Stretch your table to full page

In a previous blog I mentioned dynamic stretching table height with the autoHeightRows property. However, I have noticed people are having more troubles with stretching the height of the table.

This time I will focus on stretching your table to fill the total page height. We start with a simple ADF table on the employee table, showing all employees. Although I have seen more complex questions, including regions and more components in the structure, it all comes down to the same principle. I created a pretty straight forward jsf file with the following structure:

On the panelCollection I have set the styleClass AFStretchWidth to stretch the table to the full width of the page, however, by default it will not stretch the full height, but it will look like this:

Especially when you have a more complex structure, with more layout components in your page, it is easy to think you configured something wrong, however, this is the default behavior even when you use the panelStretchLayout.
In the documentation of the panelStretchLayout you can read up on the Geometry Management, it is important to focus on the section about the ‘dimensionsFrom’ property.

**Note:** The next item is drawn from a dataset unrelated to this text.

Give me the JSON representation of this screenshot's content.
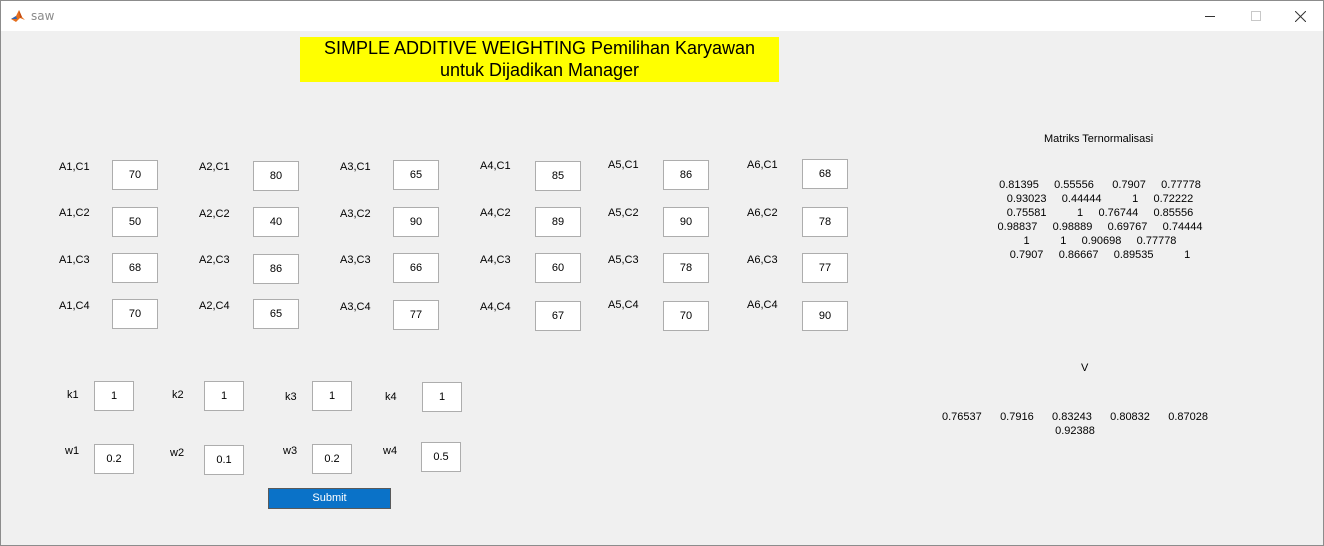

The default value is read from the web.xml context-param ‘’ which results in ‘auto’.
However, for our page we want the table to take the dimensions from parent. You can set the dimensionsFrom="parent" on the panelStretchLayout on your page, or you can override the default in the web.xml parameter.
The result will be the same, a table shown over the full page:

XML Data Control Article

Today Oracle published our article about the ADF EMG XML Data Control. With the article, also comes an extensive two part tutorial, go check them out at OTN:

Powerful and Easy ADF Data Control for XML Data
Enjoy reading and if you have any comments or remarks, let me know!

Other Resources:
ADF EMG Community
XML Data Control wiki

Clear ADF 12c deployment on Integrated WLS

Sometimes you want to cancel your Integrated WebLogic Server, however, if you do this while a deployment is currently going on, you might run into trouble. The log window will not tell you anymore than a remote deployment failed and that the Application can not be run:

You need to clear some directories in your JDevHome before the application deployment works again. Before clearing the directories, make sure you close JDeveloper.

Go to the folder: JDevHome\system<versionnumber>\o.j2ee\drs
In here you should see your application that you try to deploy you can delete that folder or you can delete all the folders in this directory. They will be recreated for you when you run the specific application.

Next, go to the folder: JDevHome\system<versionnumber>\DefaultDomain\servers\DefaultServer
In here you should delete the ‘tmp’ folder.

After you deleted the folders, restart JDeveloper and run the application again.
You should now be able to deploy your application again to the Integrated WebLogic Server.